▶ _Extracted records_
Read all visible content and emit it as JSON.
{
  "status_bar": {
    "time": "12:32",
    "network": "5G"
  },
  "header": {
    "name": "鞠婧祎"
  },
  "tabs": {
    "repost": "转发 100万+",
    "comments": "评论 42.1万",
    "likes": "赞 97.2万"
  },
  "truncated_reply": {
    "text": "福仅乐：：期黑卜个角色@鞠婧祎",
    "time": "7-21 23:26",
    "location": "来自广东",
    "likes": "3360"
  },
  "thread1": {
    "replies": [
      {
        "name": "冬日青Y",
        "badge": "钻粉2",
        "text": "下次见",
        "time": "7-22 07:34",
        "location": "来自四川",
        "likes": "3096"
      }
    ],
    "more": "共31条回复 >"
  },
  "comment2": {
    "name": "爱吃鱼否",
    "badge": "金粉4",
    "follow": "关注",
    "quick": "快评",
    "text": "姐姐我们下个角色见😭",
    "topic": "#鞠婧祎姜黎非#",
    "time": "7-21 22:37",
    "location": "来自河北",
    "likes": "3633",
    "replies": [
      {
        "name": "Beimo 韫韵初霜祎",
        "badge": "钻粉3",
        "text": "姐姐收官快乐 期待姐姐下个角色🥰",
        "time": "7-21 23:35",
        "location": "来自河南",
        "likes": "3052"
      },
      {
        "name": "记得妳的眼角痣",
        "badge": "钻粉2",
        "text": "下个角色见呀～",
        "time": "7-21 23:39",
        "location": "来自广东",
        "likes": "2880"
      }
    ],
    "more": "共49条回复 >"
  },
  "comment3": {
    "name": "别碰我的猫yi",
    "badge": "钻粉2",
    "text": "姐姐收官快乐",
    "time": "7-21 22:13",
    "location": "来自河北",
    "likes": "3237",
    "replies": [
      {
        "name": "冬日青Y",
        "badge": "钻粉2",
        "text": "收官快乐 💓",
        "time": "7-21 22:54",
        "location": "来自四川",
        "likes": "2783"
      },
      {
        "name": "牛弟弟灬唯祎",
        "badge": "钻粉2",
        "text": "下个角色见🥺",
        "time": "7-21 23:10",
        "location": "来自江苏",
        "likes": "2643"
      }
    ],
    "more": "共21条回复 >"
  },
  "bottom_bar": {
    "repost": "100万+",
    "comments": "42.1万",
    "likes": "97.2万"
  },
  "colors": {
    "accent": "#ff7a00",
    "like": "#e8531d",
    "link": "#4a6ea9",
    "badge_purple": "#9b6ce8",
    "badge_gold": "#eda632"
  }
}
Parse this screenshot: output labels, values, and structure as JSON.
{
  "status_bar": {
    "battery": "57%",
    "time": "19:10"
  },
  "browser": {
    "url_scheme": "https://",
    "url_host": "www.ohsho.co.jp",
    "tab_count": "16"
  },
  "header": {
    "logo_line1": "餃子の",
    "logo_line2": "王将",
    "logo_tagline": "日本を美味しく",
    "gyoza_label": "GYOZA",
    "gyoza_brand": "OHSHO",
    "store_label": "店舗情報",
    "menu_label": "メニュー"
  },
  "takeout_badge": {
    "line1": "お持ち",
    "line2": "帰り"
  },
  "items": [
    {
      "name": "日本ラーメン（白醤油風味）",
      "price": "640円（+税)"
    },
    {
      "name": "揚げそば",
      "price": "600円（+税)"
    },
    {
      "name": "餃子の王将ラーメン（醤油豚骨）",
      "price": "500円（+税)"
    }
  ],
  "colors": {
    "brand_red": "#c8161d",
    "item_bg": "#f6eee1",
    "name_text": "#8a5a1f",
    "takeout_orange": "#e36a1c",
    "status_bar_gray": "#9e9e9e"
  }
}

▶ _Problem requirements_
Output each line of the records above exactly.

▶ _Answer area_
Read all visible content and emit it as JSON.
{
  "status_bar": {
    "time": "12:32",
    "network": "5G"
  },
  "header": {
    "name": "鞠婧祎"
  },
  "tabs": {
    "repost": "转发 100万+",
    "comments": "评论 42.1万",
    "likes": "赞 97.2万"
  },
  "truncated_reply": {
    "text": "福仅乐：：期黑卜个角色@鞠婧祎",
    "time": "7-21 23:26",
    "location": "来自广东",
    "likes": "3360"
  },
  "thread1": {
    "replies": [
      {
        "name": "冬日青Y",
        "badge": "钻粉2",
        "text": "下次见",
        "time": "7-22 07:34",
        "location": "来自四川",
        "likes": "3096"
      }
    ],
    "more": "共31条回复 >"
  },
  "comment2": {
    "name": "爱吃鱼否",
    "badge": "金粉4",
    "follow": "关注",
    "quick": "快评",
    "text": "姐姐我们下个角色见😭",
    "topic": "#鞠婧祎姜黎非#",
    "time": "7-21 22:37",
    "location": "来自河北",
    "likes": "3633",
    "replies": [
      {
        "name": "Beimo 韫韵初霜祎",
        "badge": "钻粉3",
        "text": "姐姐收官快乐 期待姐姐下个角色🥰",
        "time": "7-21 23:35",
        "location": "来自河南",
        "likes": "3052"
      },
      {
        "name": "记得妳的眼角痣",
        "badge": "钻粉2",
        "text": "下个角色见呀～",
        "time": "7-21 23:39",
        "location": "来自广东",
        "likes": "2880"
      }
    ],
    "more": "共49条回复 >"
  },
  "comment3": {
    "name": "别碰我的猫yi",
    "badge": "钻粉2",
    "text": "姐姐收官快乐",
    "time": "7-21 22:13",
    "location": "来自河北",
    "likes": "3237",
    "replies": [
      {
        "name": "冬日青Y",
        "badge": "钻粉2",
        "text": "收官快乐 💓",
        "time": "7-21 22:54",
        "location": "来自四川",
        "likes": "2783"
      },
      {
        "name": "牛弟弟灬唯祎",
        "badge": "钻粉2",
        "text": "下个角色见🥺",
        "time": "7-21 23:10",
        "location": "来自江苏",
        "likes": "2643"
      }
    ],
    "more": "共21条回复 >"
  },
  "bottom_bar": {
    "repost": "100万+",
    "comments": "42.1万",
    "likes": "97.2万"
  },
  "colors": {
    "accent": "#ff7a00",
    "like": "#e8531d",
    "link": "#4a6ea9",
    "badge_purple": "#9b6ce8",
    "badge_gold": "#eda632"
  }
}
Parse this screenshot: output labels, values, and structure as JSON.
{
  "status_bar": {
    "battery": "57%",
    "time": "19:10"
  },
  "browser": {
    "url_scheme": "https://",
    "url_host": "www.ohsho.co.jp",
    "tab_count": "16"
  },
  "header": {
    "logo_line1": "餃子の",
    "logo_line2": "王将",
    "logo_tagline": "日本を美味しく",
    "gyoza_label": "GYOZA",
    "gyoza_brand": "OHSHO",
    "store_label": "店舗情報",
    "menu_label": "メニュー"
  },
  "takeout_badge": {
    "line1": "お持ち",
    "line2": "帰り"
  },
  "items": [
    {
      "name": "日本ラーメン（白醤油風味）",
      "price": "640円（+税)"
    },
    {
      "name": "揚げそば",
      "price": "600円（+税)"
    },
    {
      "name": "餃子の王将ラーメン（醤油豚骨）",
      "price": "500円（+税)"
    }
  ],
  "colors": {
    "brand_red": "#c8161d",
    "item_bg": "#f6eee1",
    "name_text": "#8a5a1f",
    "takeout_orange": "#e36a1c",
    "status_bar_gray": "#9e9e9e"
  }
}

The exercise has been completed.